I ran some errands during lunch and grabbed a hamburger and french fries from McDonald's, planning to eat them in the car on the way back to the office. I had just begun to sample some fries when I pulled up at a light and saw the "Homeless and Hungry Vet" sign. For a moment, I was uncomfortable. I had long vowed that if I saw someone asking for food and I had food in the car to give, I would do so. But this was my lunch. I had already started eating the french fries. And it was McDonald's so it wasn't the most nutritious meal to offer someone. It might even be seen as downright insulting.

But I couldn't exactly sit there in front of the guy and continue to eat my french fries. There was that promise I had made over and over again. The voice in my head reminded me that I wasn't being asked to make a huge sacrifice, I was just being asked to do what I had said I would do.

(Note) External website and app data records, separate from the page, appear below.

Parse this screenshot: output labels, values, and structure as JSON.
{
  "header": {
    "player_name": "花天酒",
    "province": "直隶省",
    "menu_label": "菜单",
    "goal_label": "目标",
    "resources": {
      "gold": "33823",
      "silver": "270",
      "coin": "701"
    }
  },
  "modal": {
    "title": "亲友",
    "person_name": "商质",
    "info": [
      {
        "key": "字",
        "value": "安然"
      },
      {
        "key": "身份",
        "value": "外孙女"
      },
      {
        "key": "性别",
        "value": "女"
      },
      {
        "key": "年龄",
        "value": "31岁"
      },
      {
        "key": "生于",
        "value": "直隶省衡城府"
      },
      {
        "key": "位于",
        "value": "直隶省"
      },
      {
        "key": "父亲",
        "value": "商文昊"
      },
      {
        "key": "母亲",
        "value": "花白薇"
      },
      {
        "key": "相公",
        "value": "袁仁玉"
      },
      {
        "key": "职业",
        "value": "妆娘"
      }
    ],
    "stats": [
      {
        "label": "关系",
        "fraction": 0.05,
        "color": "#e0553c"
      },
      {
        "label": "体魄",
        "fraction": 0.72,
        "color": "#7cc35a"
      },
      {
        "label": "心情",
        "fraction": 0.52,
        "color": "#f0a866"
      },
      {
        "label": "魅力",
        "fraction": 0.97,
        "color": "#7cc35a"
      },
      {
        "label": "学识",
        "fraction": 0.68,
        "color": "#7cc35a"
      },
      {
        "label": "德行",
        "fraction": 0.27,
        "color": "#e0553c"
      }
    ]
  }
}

I rolled my window down and held the bag out. "Do you want my lunch?"  "Yes," he replied as he came to my car and took the bag. He returned to his spot, stuck the bag in the bushes, and held his sign up.

Seriously? He wasn't going to eat it? Was he just waiting for lunch hour traffic to die down? Was he hoping for something better? Was he afraid if he was seen eating, it would cost him more lucrative donations? 

Heck, if he wasn't going to eat it, could he give my lunch back to me? After all, I had enjoyed the few french fries I managed to eat before the attack of the guilty conscience.

Then I realized it wasn't my place to question what the guy was going to do with the lunch. It wasn't my lunch anymore, it was his. What he did with it was between him and God. 

The truth is, everything I have is on loan from God. It's my place to remember that and to be obedient to His Word, even when it's inconvenient.

Until next time,

"If you have two coats," he replied, "give one to the poor. If you have extra food, give it away to those who are hungry." ~ Luke 3:11